All entries are to be reproduced exactly; the pictures are to be omitted.

Data records for software interfaces:
*-*-*
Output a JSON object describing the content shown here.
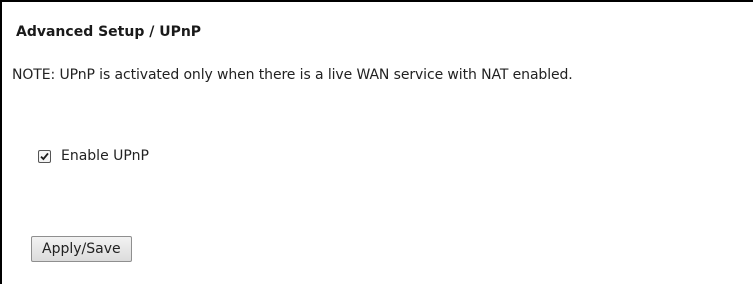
{
  "page": {
    "title": "Advanced Setup / UPnP",
    "note": "NOTE: UPnP is activated only when there is a live WAN service with NAT enabled."
  },
  "upnp": {
    "enable_label": "Enable UPnP",
    "enabled": true
  },
  "actions": {
    "apply_save_label": "Apply/Save"
  },
  "icons": {
    "checkbox_check": "check-icon"
  }
}
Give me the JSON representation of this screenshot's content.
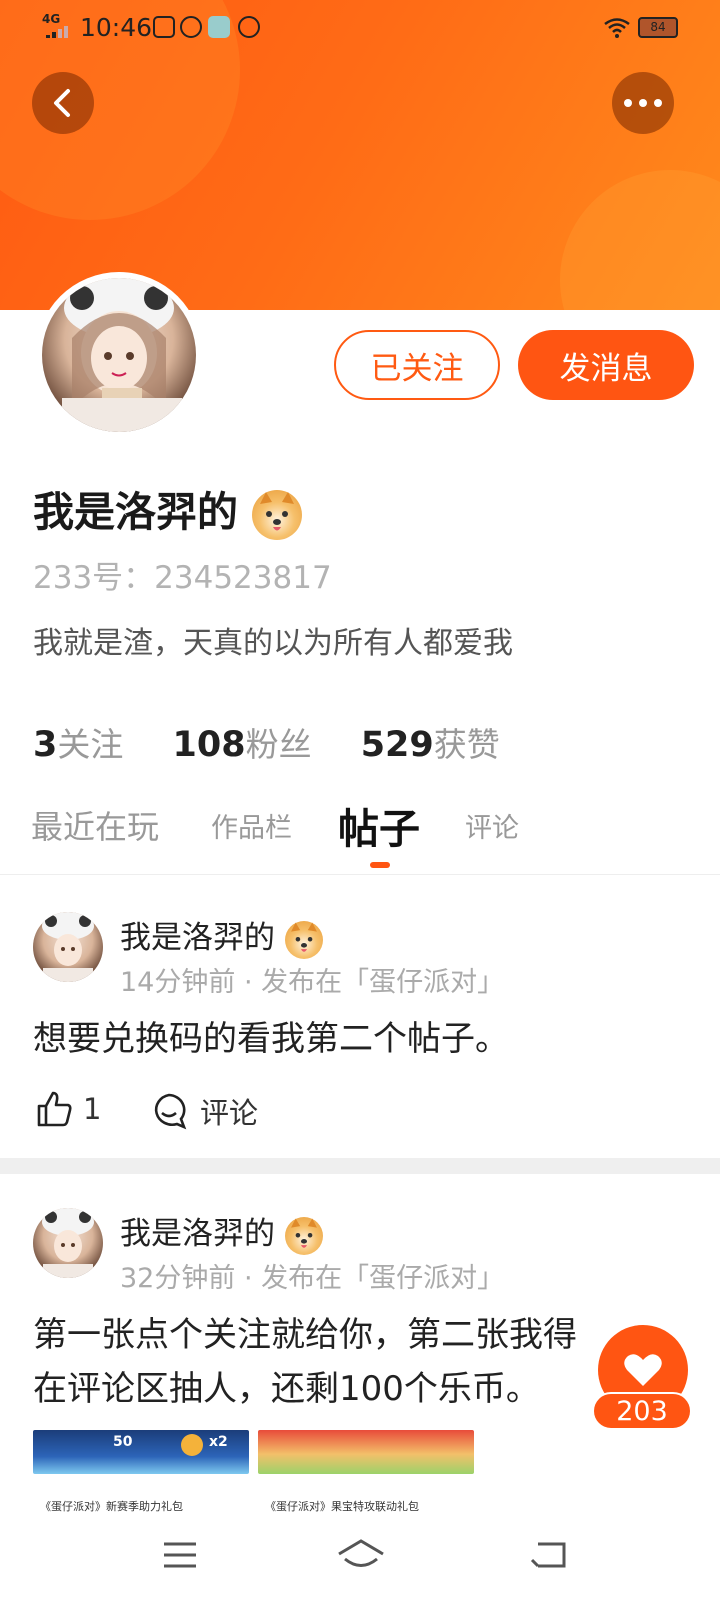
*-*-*
● Answer below
Output a JSON object describing the content shown here.
{
  "page": {
    "title": "Advanced Setup / UPnP",
    "note": "NOTE: UPnP is activated only when there is a live WAN service with NAT enabled."
  },
  "upnp": {
    "enable_label": "Enable UPnP",
    "enabled": true
  },
  "actions": {
    "apply_save_label": "Apply/Save"
  },
  "icons": {
    "checkbox_check": "check-icon"
  }
}
Give me the JSON representation of this screenshot's content.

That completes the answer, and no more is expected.